*Given records*.
———
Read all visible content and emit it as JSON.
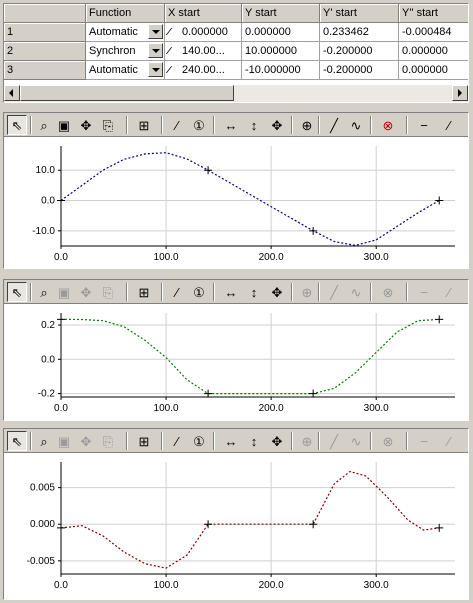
{
  "table": {
    "columns": [
      "Function",
      "X start",
      "Y start",
      "Y' start",
      "Y'' start"
    ],
    "rows": [
      {
        "num": "1",
        "function": "Automatic",
        "x_start": "0.000000",
        "y_start": "0.000000",
        "y1_start": "0.233462",
        "y2_start": "-0.000484"
      },
      {
        "num": "2",
        "function": "Synchron",
        "x_start": "140.00...",
        "y_start": "10.000000",
        "y1_start": "-0.200000",
        "y2_start": "0.000000"
      },
      {
        "num": "3",
        "function": "Automatic",
        "x_start": "240.00...",
        "y_start": "-10.000000",
        "y1_start": "-0.200000",
        "y2_start": "0.000000"
      }
    ]
  },
  "toolbar_icons": [
    "select-arrow-icon",
    "zoom-icon",
    "zoom-window-icon",
    "pan-icon",
    "copy-icon",
    "fit-grid-icon",
    "edit-points-icon",
    "one-icon",
    "horizontal-arrows-icon",
    "vertical-arrows-icon",
    "move-all-icon",
    "insert-point-icon",
    "line-tool-icon",
    "curve-tool-icon",
    "delete-icon",
    "hline-icon",
    "slash-icon"
  ],
  "chart_data": [
    {
      "type": "line",
      "xlim": [
        0,
        360
      ],
      "ylim": [
        -15,
        18
      ],
      "x_ticks": [
        "0.0",
        "100.0",
        "200.0",
        "300.0"
      ],
      "y_ticks": [
        "-10.0",
        "0.0",
        "10.0"
      ],
      "color": "#000080",
      "points": [
        [
          0,
          0
        ],
        [
          20,
          5
        ],
        [
          40,
          10
        ],
        [
          60,
          13.6
        ],
        [
          80,
          15.4
        ],
        [
          100,
          15.8
        ],
        [
          120,
          13.7
        ],
        [
          140,
          10
        ],
        [
          160,
          6
        ],
        [
          180,
          2
        ],
        [
          200,
          -2
        ],
        [
          220,
          -6
        ],
        [
          240,
          -10
        ],
        [
          260,
          -13.5
        ],
        [
          280,
          -14.8
        ],
        [
          300,
          -13
        ],
        [
          320,
          -8.5
        ],
        [
          340,
          -4
        ],
        [
          360,
          0
        ]
      ],
      "markers": [
        [
          0,
          0
        ],
        [
          140,
          10
        ],
        [
          240,
          -10
        ],
        [
          360,
          0
        ]
      ],
      "grid": true
    },
    {
      "type": "line",
      "xlim": [
        0,
        360
      ],
      "ylim": [
        -0.22,
        0.27
      ],
      "x_ticks": [
        "0.0",
        "100.0",
        "200.0",
        "300.0"
      ],
      "y_ticks": [
        "-0.2",
        "0.0",
        "0.2"
      ],
      "color": "#008000",
      "points": [
        [
          0,
          0.233
        ],
        [
          20,
          0.232
        ],
        [
          40,
          0.225
        ],
        [
          60,
          0.19
        ],
        [
          80,
          0.11
        ],
        [
          100,
          0.01
        ],
        [
          120,
          -0.12
        ],
        [
          140,
          -0.2
        ],
        [
          160,
          -0.2
        ],
        [
          200,
          -0.2
        ],
        [
          240,
          -0.2
        ],
        [
          260,
          -0.17
        ],
        [
          280,
          -0.08
        ],
        [
          300,
          0.04
        ],
        [
          320,
          0.16
        ],
        [
          340,
          0.225
        ],
        [
          360,
          0.233
        ]
      ],
      "markers": [
        [
          0,
          0.233
        ],
        [
          140,
          -0.2
        ],
        [
          240,
          -0.2
        ],
        [
          360,
          0.233
        ]
      ],
      "grid": true
    },
    {
      "type": "line",
      "xlim": [
        0,
        360
      ],
      "ylim": [
        -0.0068,
        0.0085
      ],
      "x_ticks": [
        "0.0",
        "100.0",
        "200.0",
        "300.0"
      ],
      "y_ticks": [
        "-0.005",
        "0.000",
        "0.005"
      ],
      "color": "#800000",
      "points": [
        [
          0,
          -0.0005
        ],
        [
          20,
          -0.0002
        ],
        [
          40,
          -0.0016
        ],
        [
          60,
          -0.0038
        ],
        [
          80,
          -0.0054
        ],
        [
          100,
          -0.006
        ],
        [
          120,
          -0.0042
        ],
        [
          140,
          0
        ],
        [
          160,
          0
        ],
        [
          200,
          0
        ],
        [
          240,
          0
        ],
        [
          260,
          0.0055
        ],
        [
          275,
          0.0072
        ],
        [
          290,
          0.0066
        ],
        [
          310,
          0.0038
        ],
        [
          330,
          0.0006
        ],
        [
          345,
          -0.0008
        ],
        [
          360,
          -0.0005
        ]
      ],
      "markers": [
        [
          0,
          -0.0005
        ],
        [
          140,
          0
        ],
        [
          240,
          0
        ],
        [
          360,
          -0.0005
        ]
      ],
      "grid": true
    }
  ]
}
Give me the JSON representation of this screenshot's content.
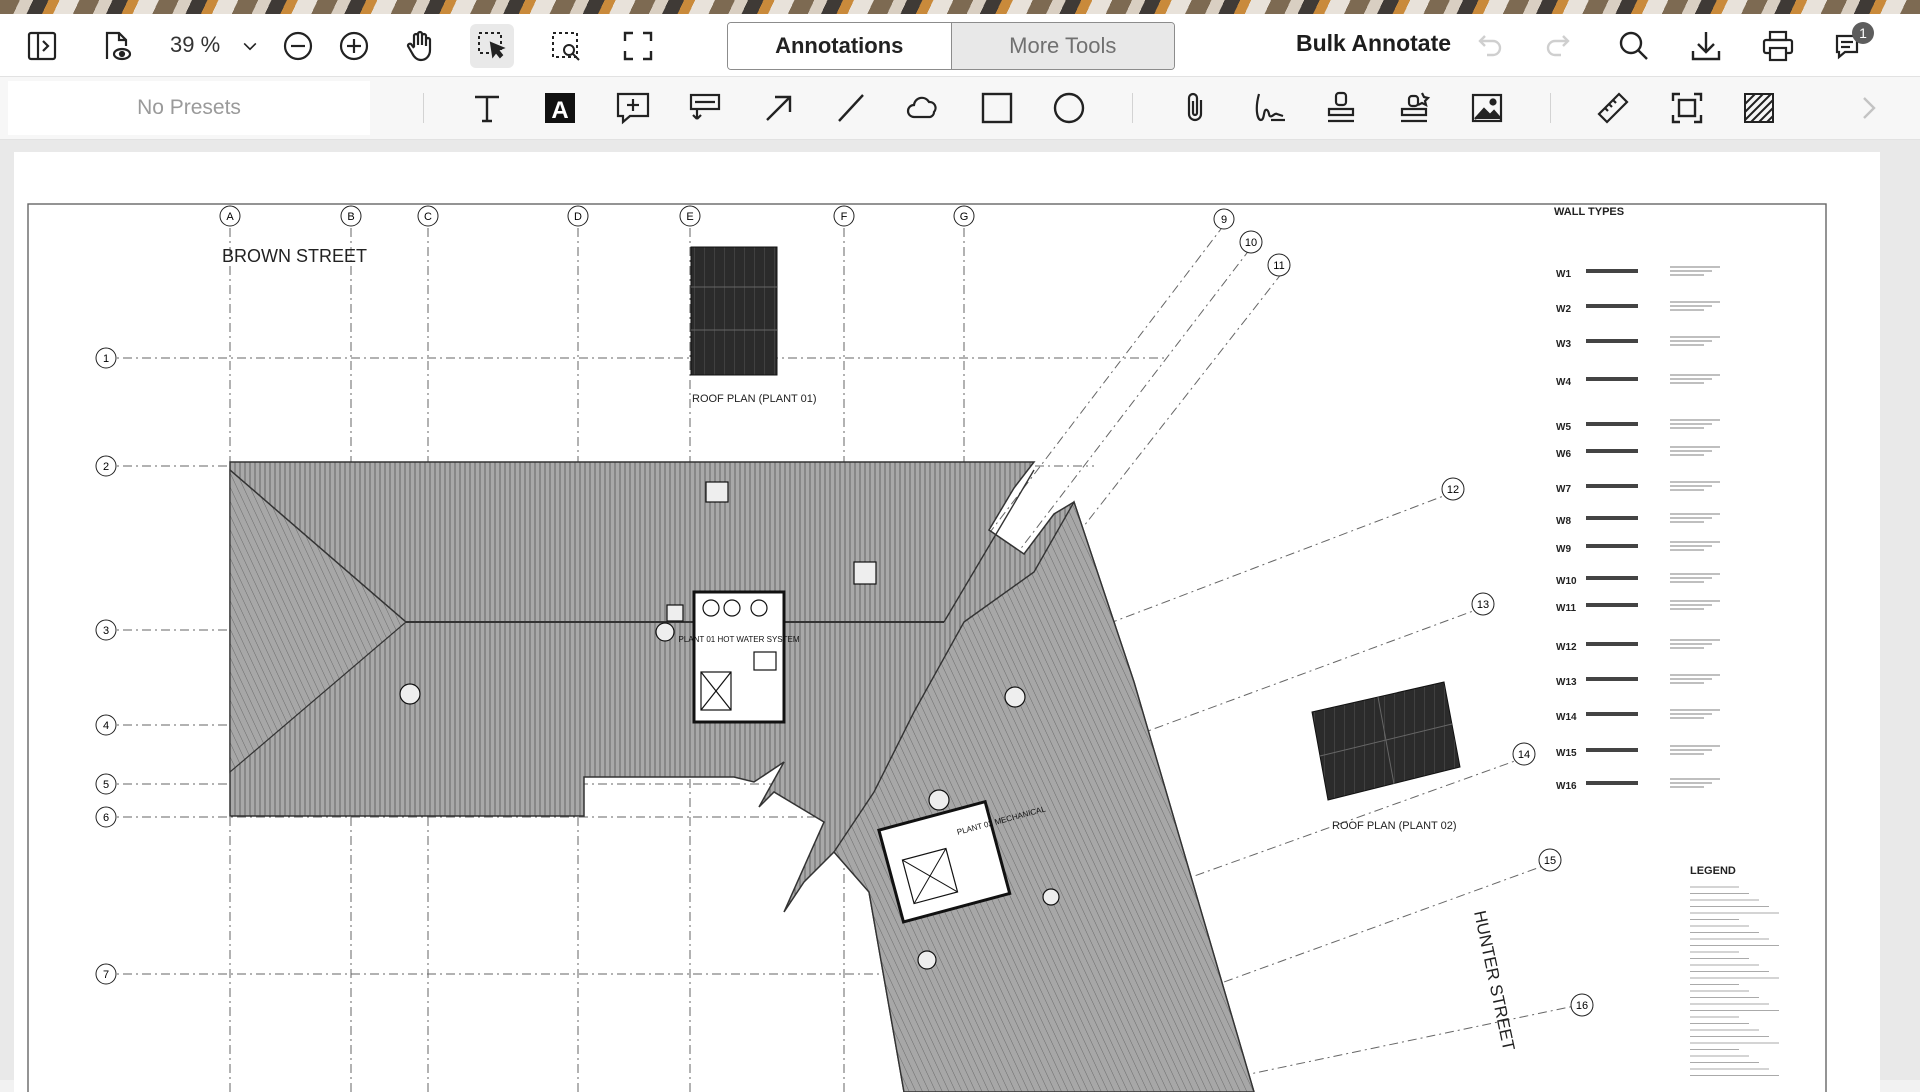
{
  "toolbar": {
    "zoom": "39 %",
    "tabs": [
      {
        "label": "Annotations",
        "active": true
      },
      {
        "label": "More Tools",
        "active": false
      }
    ],
    "bulk_annotate": "Bulk Annotate",
    "notification_count": "1"
  },
  "annotation_toolbar": {
    "presets": "No Presets"
  },
  "drawing": {
    "street_north": "BROWN STREET",
    "street_east": "HUNTER STREET",
    "grid_letters": [
      "A",
      "B",
      "C",
      "D",
      "E",
      "F",
      "G"
    ],
    "grid_numbers_left": [
      "1",
      "2",
      "3",
      "4",
      "5",
      "6",
      "7"
    ],
    "grid_numbers_diag": [
      "9",
      "10",
      "11",
      "12",
      "13",
      "14",
      "15",
      "16"
    ],
    "plant1_label": "ROOF PLAN (PLANT 01)",
    "plant2_label": "ROOF PLAN (PLANT 02)",
    "hot_water_label": "PLANT 01 HOT WATER SYSTEM",
    "plant_mech_label": "PLANT 02 MECHANICAL",
    "wall_types_title": "WALL TYPES",
    "wall_type_ids": [
      "W1",
      "W2",
      "W3",
      "W4",
      "W5",
      "W6",
      "W7",
      "W8",
      "W9",
      "W10",
      "W11",
      "W12",
      "W13",
      "W14",
      "W15",
      "W16"
    ],
    "legend_title": "LEGEND"
  }
}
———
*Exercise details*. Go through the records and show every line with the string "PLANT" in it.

*Task result*.
    "plant1_label": "ROOF PLAN (PLANT 01)",
    "plant2_label": "ROOF PLAN (PLANT 02)",
    "hot_water_label": "PLANT 01 HOT WATER SYSTEM",
    "plant_mech_label": "PLANT 02 MECHANICAL",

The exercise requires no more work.